(Dataset items)
****

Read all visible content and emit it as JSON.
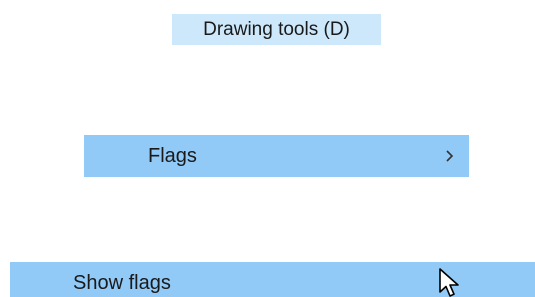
{
  "tooltip": {
    "text": "Drawing tools (D)"
  },
  "menu": {
    "flags": {
      "label": "Flags",
      "submenu_icon": "chevron-right-icon"
    },
    "show_flags": {
      "label": "Show flags"
    }
  },
  "cursor": {
    "icon": "mouse-pointer-icon"
  },
  "colors": {
    "tooltip_background": "#cde8fb",
    "menu_highlight": "#91c9f7",
    "text": "#1a1a1a"
  }
}
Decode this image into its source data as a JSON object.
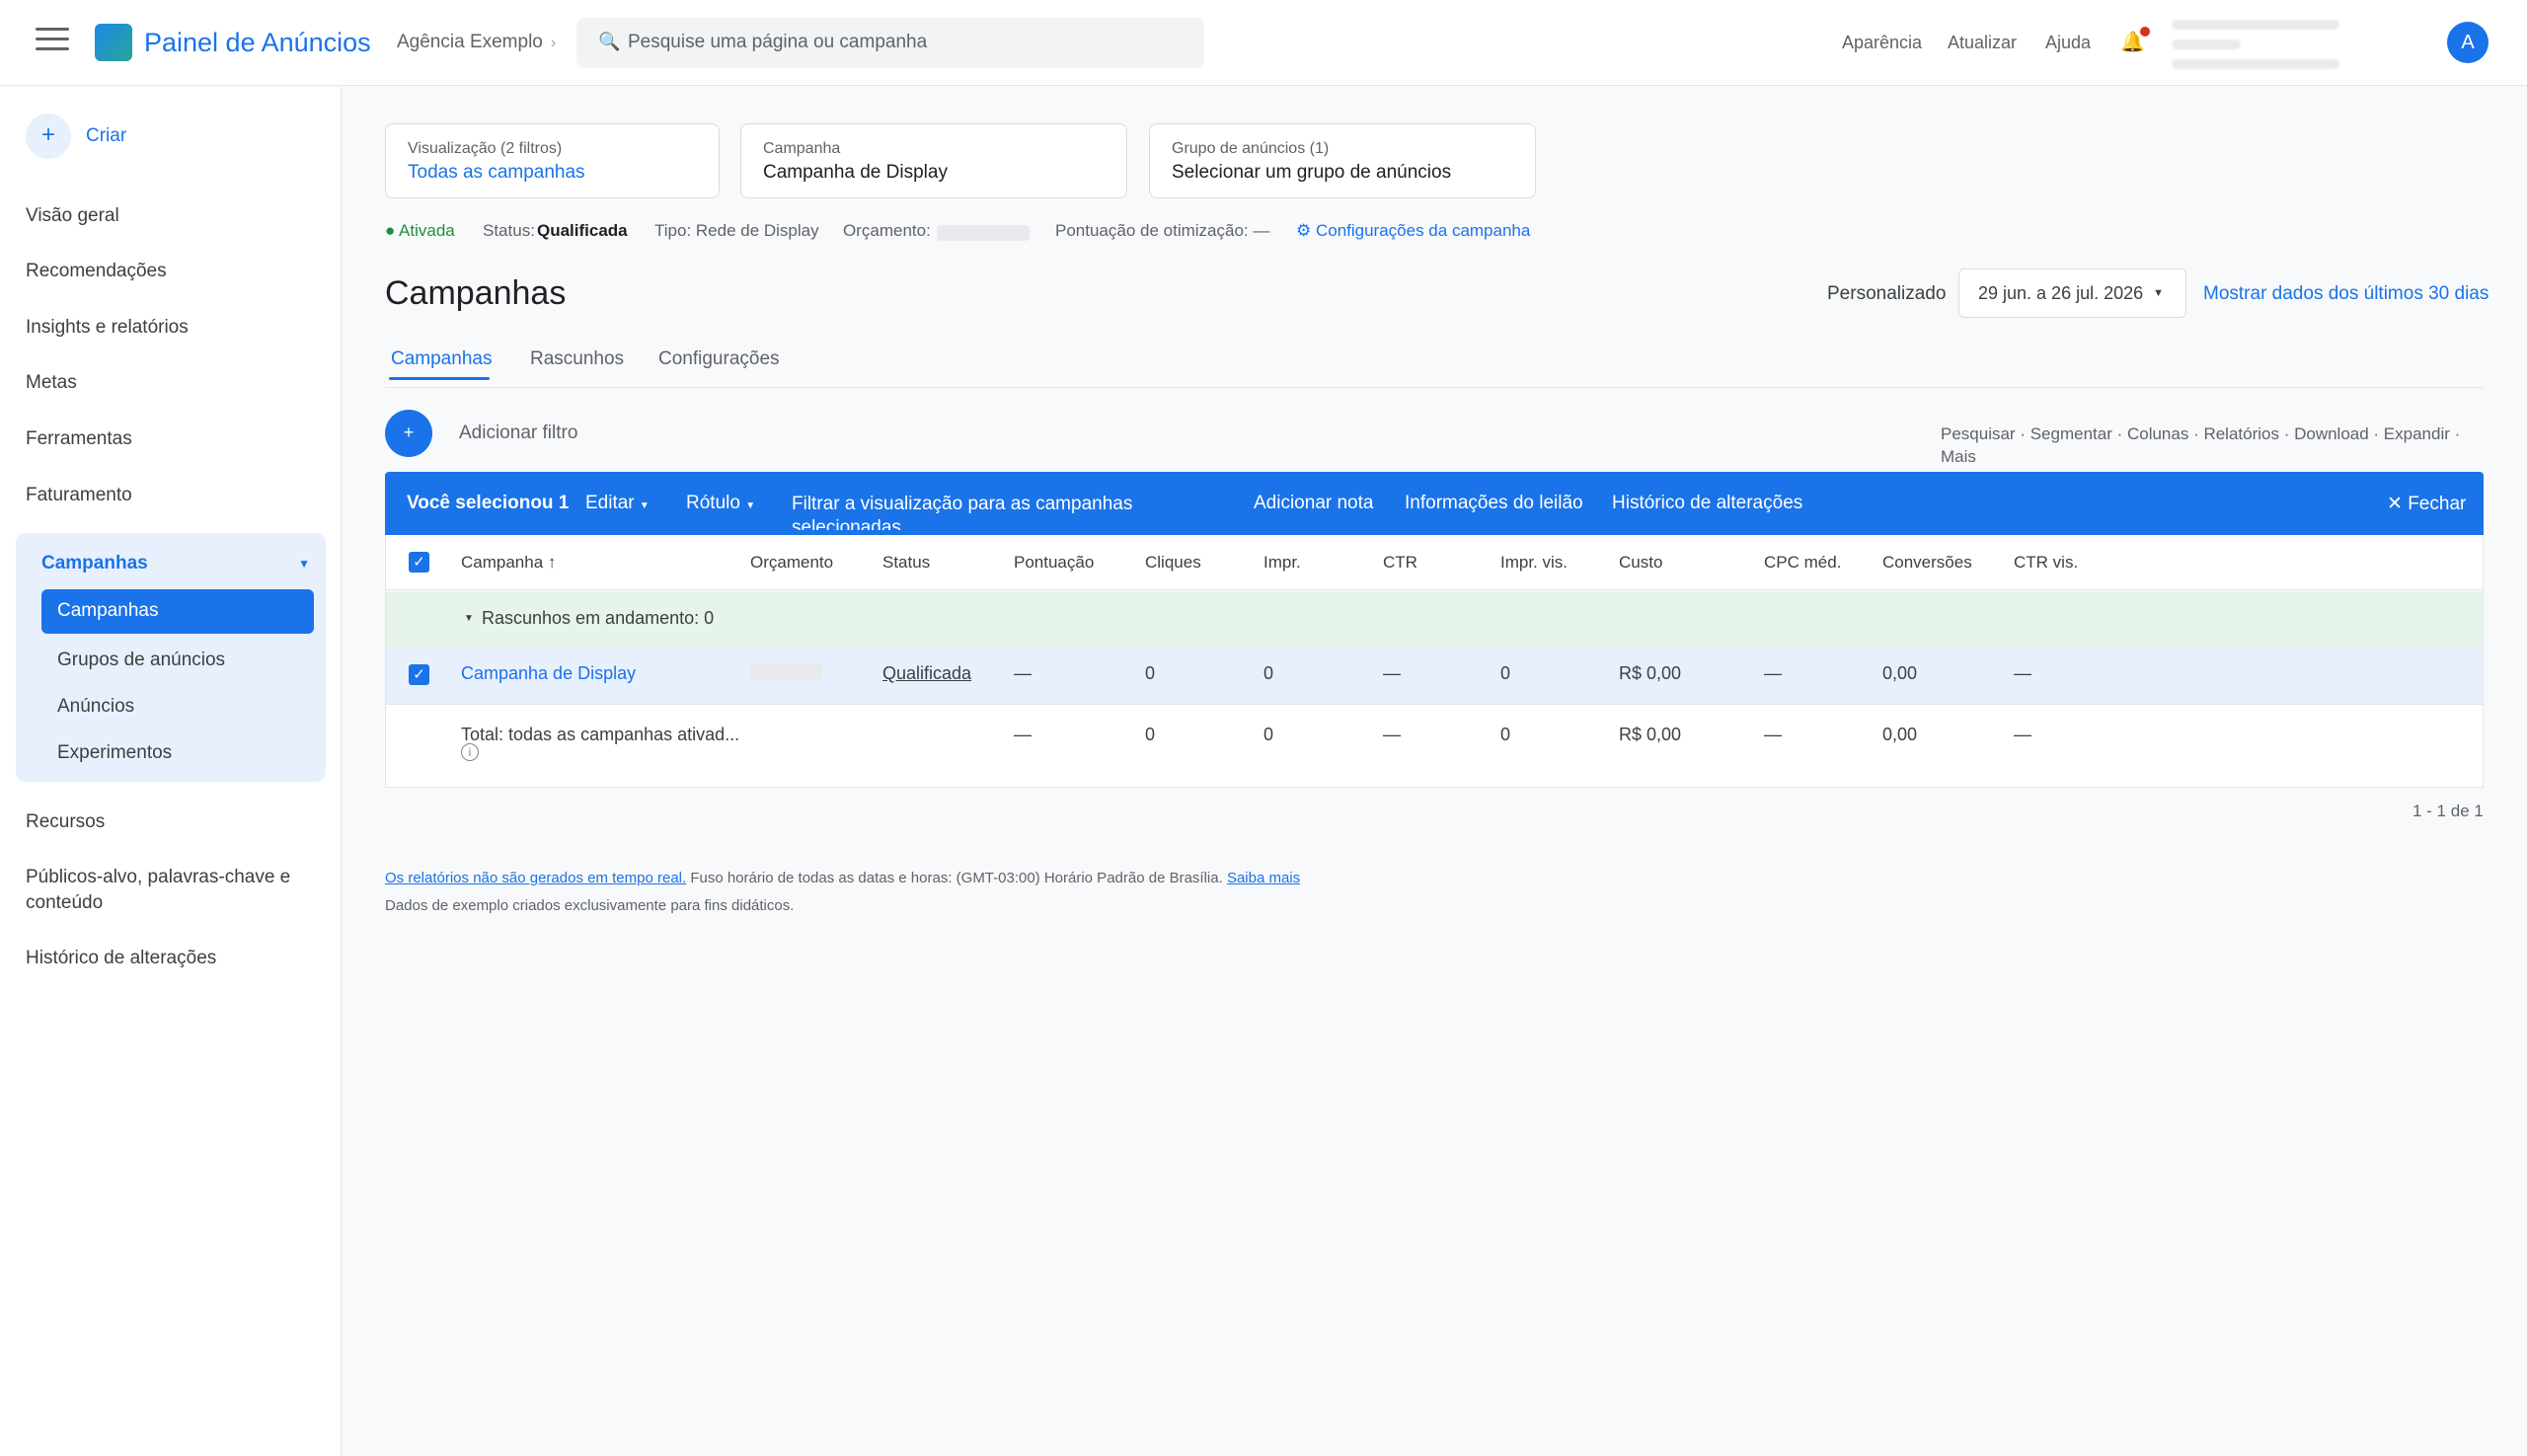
{
  "header": {
    "app_name": "Painel de Anúncios",
    "account": "Agência Exemplo",
    "account_chevron": "›",
    "search_placeholder": "Pesquise uma página ou campanha",
    "links": [
      "Aparência",
      "Atualizar",
      "Ajuda"
    ],
    "avatar_letter": "A",
    "brand_color": "#1a73e8"
  },
  "sidebar": {
    "create_label": "Criar",
    "items_top": [
      "Visão geral",
      "Recomendações",
      "Insights e relatórios",
      "Metas",
      "Ferramentas",
      "Faturamento"
    ],
    "group": {
      "title": "Campanhas",
      "active": "Campanhas",
      "subitems": [
        "Grupos de anúncios",
        "Anúncios",
        "Experimentos"
      ]
    },
    "items_bottom": [
      "Recursos",
      "Públicos-alvo, palavras-chave e conteúdo",
      "Histórico de alterações"
    ]
  },
  "filters": [
    {
      "label": "Visualização (2 filtros)",
      "value": "Todas as campanhas"
    },
    {
      "label": "Campanha",
      "value": "Campanha de Display"
    },
    {
      "label": "Grupo de anúncios (1)",
      "value": "Selecionar um grupo de anúncios"
    }
  ],
  "status_row": {
    "enabled": "● Ativada",
    "status_label": "Status:",
    "status_value": "Qualificada",
    "type": "Tipo: Rede de Display",
    "budget_label": "Orçamento:",
    "optimization": "Pontuação de otimização: —",
    "settings_link": "⚙ Configurações da campanha"
  },
  "page": {
    "title": "Campanhas",
    "range_label": "Personalizado",
    "date_range": "29 jun. a 26 jul. 2026",
    "last30_link": "Mostrar dados dos últimos 30 dias"
  },
  "tabs": [
    "Campanhas",
    "Rascunhos",
    "Configurações"
  ],
  "toolbar": {
    "add_filter": "Adicionar filtro",
    "links": "Pesquisar · Segmentar · Colunas · Relatórios · Download · Expandir · Mais"
  },
  "selection_bar": {
    "selected": "Você selecionou 1",
    "edit": "Editar",
    "label": "Rótulo",
    "filter_view": "Filtrar a visualização para as campanhas selecionadas",
    "add_note": "Adicionar nota",
    "auction_info": "Informações do leilão",
    "change_history": "Histórico de alterações",
    "close": "✕ Fechar"
  },
  "table": {
    "columns": [
      "Campanha ↑",
      "Orçamento",
      "Status",
      "Pontuação",
      "Cliques",
      "Impr.",
      "CTR",
      "Impr. vis.",
      "Custo",
      "CPC méd.",
      "Conversões",
      "CTR vis."
    ],
    "drafts_row": "Rascunhos em andamento: 0",
    "rows": [
      {
        "campaign": "Campanha de Display",
        "status": "Qualificada",
        "score": "—",
        "clicks": "0",
        "impr": "0",
        "ctr": "—",
        "viewable": "0",
        "cost": "R$ 0,00",
        "cpc": "—",
        "conversions": "0,00",
        "vctr": "—"
      }
    ],
    "total": {
      "label": "Total: todas as campanhas ativad...",
      "score": "—",
      "clicks": "0",
      "impr": "0",
      "ctr": "—",
      "viewable": "0",
      "cost": "R$ 0,00",
      "cpc": "—",
      "conversions": "0,00",
      "vctr": "—"
    },
    "pagination": "1 - 1 de 1"
  },
  "footer": {
    "not_realtime": "Os relatórios não são gerados em tempo real.",
    "timezone": " Fuso horário de todas as datas e horas: (GMT-03:00) Horário Padrão de Brasília. ",
    "learn_more": "Saiba mais",
    "note": "Dados de exemplo criados exclusivamente para fins didáticos."
  }
}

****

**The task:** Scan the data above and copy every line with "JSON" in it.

**Output for this task:**
Read all visible content and emit it as JSON.
Decode this image into its source data as a JSON object.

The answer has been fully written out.